Cinema Veterinary Centre

February is Pet Dental Health Month!!

Posted on Jan 23, 2018 by deborah  | Tags: dental disease, pets, dog teeth dental care, cat teeth dental care, teeth, oral, pet dental health

FEBRUARY: GET 10% OFF OF DENTAL PROCEDURE, ANESTHESIA, AND DENTAL RADIOGRAPHS!!

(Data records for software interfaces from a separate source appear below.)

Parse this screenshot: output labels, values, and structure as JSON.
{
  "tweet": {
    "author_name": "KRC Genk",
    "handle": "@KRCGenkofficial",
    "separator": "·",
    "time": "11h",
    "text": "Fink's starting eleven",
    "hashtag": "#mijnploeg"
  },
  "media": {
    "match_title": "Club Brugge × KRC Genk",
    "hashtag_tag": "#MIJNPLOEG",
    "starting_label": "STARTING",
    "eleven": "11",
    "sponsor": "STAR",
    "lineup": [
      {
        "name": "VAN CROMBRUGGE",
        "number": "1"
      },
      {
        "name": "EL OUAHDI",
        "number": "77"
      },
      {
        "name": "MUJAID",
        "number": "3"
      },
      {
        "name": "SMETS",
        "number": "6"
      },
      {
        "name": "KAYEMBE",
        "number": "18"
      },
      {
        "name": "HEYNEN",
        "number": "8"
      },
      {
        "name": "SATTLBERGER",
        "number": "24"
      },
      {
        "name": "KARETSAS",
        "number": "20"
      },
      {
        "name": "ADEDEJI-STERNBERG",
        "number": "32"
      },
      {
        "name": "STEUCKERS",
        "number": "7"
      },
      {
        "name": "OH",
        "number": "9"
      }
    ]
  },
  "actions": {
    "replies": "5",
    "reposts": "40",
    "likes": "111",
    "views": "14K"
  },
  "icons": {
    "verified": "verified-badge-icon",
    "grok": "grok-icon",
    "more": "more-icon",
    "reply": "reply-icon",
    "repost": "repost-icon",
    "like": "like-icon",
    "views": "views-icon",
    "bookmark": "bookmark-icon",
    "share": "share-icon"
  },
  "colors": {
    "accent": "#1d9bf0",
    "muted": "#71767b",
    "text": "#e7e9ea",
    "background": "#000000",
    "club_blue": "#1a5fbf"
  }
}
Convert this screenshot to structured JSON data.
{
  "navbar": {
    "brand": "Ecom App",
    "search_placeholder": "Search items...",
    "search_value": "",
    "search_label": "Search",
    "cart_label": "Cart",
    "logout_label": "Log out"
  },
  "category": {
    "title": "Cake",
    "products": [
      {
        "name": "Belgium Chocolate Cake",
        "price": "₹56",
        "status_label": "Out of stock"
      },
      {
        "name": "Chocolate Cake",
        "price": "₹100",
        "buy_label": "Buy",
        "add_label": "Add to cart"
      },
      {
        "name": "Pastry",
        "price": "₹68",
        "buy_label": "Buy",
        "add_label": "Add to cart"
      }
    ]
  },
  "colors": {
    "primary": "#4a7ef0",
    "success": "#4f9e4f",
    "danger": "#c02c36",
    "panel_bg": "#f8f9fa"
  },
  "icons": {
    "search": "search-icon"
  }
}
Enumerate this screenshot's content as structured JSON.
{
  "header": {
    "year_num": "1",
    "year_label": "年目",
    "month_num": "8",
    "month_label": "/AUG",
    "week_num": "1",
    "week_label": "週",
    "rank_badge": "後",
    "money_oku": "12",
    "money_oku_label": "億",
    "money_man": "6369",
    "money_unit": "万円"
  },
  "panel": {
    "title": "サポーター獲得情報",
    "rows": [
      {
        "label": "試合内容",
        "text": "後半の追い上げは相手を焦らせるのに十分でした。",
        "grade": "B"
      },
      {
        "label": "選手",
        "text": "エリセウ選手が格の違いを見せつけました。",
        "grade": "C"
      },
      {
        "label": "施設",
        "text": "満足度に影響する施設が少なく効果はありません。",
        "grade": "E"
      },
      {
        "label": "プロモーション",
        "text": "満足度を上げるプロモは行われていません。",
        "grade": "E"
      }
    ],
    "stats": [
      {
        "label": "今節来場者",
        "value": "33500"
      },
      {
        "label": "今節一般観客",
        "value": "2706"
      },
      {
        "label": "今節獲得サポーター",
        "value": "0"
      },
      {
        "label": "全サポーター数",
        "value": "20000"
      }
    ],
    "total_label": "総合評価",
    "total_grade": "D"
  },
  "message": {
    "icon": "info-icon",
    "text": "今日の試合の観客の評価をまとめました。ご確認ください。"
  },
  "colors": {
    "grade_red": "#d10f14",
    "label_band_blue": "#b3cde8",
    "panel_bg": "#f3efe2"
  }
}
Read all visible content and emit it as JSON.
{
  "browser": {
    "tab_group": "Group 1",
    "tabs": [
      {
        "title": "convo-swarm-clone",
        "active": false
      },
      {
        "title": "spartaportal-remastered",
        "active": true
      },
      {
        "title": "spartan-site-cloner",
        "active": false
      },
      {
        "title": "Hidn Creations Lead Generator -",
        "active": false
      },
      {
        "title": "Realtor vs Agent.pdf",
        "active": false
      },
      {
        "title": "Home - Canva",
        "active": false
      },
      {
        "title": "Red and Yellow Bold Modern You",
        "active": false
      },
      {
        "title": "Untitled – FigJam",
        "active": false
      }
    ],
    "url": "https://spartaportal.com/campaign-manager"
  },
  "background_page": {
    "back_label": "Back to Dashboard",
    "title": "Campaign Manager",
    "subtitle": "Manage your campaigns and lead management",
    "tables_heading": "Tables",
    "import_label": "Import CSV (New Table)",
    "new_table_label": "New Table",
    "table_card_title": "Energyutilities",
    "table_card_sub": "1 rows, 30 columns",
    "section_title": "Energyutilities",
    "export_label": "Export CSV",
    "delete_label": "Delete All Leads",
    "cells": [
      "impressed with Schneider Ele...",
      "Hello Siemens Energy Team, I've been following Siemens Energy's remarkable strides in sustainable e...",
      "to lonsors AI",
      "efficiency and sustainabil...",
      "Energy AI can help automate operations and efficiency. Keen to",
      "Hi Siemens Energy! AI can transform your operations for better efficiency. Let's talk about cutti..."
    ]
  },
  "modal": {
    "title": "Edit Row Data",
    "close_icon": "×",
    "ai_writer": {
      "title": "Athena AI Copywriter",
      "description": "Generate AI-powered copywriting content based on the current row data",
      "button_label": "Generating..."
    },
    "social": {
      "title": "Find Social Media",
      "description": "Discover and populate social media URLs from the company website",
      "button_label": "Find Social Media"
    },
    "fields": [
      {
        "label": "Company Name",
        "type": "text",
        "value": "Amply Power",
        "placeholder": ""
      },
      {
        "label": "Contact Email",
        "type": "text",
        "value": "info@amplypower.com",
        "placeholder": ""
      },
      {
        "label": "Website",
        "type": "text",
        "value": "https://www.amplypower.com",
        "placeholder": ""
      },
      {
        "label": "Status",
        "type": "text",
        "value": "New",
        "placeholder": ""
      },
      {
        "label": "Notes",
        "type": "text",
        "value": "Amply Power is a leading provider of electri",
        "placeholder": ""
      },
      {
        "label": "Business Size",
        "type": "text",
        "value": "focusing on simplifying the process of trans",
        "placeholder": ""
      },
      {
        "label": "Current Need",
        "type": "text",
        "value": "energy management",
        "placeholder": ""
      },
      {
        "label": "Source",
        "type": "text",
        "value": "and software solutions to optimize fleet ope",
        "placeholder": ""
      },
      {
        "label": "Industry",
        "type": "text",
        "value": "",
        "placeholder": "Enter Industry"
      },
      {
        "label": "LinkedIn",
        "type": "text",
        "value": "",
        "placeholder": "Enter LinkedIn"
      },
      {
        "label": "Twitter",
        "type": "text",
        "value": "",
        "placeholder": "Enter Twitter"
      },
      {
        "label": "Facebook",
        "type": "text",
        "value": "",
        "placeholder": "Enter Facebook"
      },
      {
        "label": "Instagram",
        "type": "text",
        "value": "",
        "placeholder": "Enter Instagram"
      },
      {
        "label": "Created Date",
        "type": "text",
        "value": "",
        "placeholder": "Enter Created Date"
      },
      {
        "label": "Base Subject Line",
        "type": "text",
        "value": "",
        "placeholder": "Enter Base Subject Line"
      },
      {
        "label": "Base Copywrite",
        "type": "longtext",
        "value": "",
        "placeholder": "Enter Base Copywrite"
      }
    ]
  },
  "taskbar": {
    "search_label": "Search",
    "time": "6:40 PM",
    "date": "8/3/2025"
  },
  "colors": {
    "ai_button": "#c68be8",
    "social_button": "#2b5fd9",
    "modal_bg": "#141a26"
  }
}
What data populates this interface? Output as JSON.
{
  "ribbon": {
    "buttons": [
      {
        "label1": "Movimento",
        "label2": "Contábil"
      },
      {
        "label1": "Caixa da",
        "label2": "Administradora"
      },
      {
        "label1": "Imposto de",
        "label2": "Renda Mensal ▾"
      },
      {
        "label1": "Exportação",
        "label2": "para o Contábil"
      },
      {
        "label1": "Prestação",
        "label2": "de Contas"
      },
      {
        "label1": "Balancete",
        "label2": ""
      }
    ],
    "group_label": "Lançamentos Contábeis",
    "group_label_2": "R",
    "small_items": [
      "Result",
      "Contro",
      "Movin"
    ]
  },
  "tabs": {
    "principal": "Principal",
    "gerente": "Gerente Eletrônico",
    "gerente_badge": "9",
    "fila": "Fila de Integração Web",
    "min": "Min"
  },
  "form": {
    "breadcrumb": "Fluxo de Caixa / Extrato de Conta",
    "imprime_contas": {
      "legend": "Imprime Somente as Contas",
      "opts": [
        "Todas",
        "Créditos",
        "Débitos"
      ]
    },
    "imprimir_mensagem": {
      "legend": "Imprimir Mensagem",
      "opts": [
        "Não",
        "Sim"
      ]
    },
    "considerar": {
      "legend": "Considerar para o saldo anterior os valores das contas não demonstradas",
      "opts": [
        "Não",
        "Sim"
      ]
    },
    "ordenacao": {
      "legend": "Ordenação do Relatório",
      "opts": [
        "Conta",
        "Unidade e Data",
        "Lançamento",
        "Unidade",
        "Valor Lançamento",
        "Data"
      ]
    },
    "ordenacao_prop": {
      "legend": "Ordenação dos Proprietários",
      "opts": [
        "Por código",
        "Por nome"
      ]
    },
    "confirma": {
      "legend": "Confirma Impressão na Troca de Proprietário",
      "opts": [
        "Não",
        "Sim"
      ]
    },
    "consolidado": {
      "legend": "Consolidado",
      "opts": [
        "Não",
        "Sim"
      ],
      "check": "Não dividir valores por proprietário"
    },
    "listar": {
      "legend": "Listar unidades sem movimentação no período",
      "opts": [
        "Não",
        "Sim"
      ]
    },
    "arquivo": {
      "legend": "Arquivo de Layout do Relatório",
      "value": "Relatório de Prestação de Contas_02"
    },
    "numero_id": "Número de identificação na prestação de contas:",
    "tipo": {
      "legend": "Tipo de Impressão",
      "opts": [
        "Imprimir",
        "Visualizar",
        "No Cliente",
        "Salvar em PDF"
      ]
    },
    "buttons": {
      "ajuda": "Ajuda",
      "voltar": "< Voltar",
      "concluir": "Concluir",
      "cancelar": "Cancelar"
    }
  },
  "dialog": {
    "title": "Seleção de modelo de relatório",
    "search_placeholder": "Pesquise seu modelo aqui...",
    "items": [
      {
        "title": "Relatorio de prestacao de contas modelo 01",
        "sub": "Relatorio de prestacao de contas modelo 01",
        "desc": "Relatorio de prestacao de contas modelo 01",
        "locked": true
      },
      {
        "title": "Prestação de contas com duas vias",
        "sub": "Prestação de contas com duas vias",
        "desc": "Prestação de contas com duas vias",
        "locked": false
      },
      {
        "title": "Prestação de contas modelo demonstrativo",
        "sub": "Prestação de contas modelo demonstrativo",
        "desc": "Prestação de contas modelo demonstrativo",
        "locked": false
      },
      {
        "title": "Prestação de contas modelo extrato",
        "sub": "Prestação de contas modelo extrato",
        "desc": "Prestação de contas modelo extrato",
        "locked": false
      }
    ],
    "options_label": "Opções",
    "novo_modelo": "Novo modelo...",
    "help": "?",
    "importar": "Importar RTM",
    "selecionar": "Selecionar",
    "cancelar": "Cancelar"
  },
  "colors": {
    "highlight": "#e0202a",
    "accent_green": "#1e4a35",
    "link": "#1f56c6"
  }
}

Pet Dental Health

 

By: Jaimie Ronchetto, DVM

 

Most people don’t realize that taking care of their pet’s teeth is just as important as taking care of their own.  Just like with humans, dental disease in pets can lead to disease elsewhere in the body such as the heart, liver and kidneys.  70% of cats and 80% of dogs have some level of dental disease by the time they are 2 years of age.  “Dog breath” (halitosis) is not normal and is a sign of dental disease.  Usually accompanying halitosis is some level of gingivitis, plaque, tartar or calculus.  I find that during an exam, owners will often tell me they just had their dog’s teeth brushed recently and their breath is already stinky again.  Well, in reality plaque (the film you feel on your teeth) forms within 24 hours of brushing or cleaning, dental tartar forms in 3 days, and calculus in 2 weeks.  So, you can see that it is imperative to have your pet’s teeth brushed daily.  If you have never brushed your pet’s teeth then it will take a bit of time and training to help them grow accustomed to it.  Starting with just the pet toothpaste on your finger or a piece of gauze is sometimes best tolerated in the beginning.  As your pet becomes used to the ritual then you can move up to using a toothbrush that fits their mouth.  In addition to daily brushing, getting a full oral examination yearly and anesthetized dental cleanings as recommended by your veterinarian are important as well.  The tooth is like an iceberg: we really see only the tip of it and this is usually not enough to get a full picture of their health.  During an anesthetized dental cleaning your pet would get full mouth dental radiographs performed that allow better evaluation of the rest of the tooth that is below the gum line.  This allows us to see if any roots are abscessed or if there is any bone loss surrounding a tooth that may indicate disease or necessitate extraction.   

 

FEBRUARY: GET 10% OFF OF DENTAL PROCEDURE, ANESTHESIA, AND DENTAL RADIOGRAPHS!!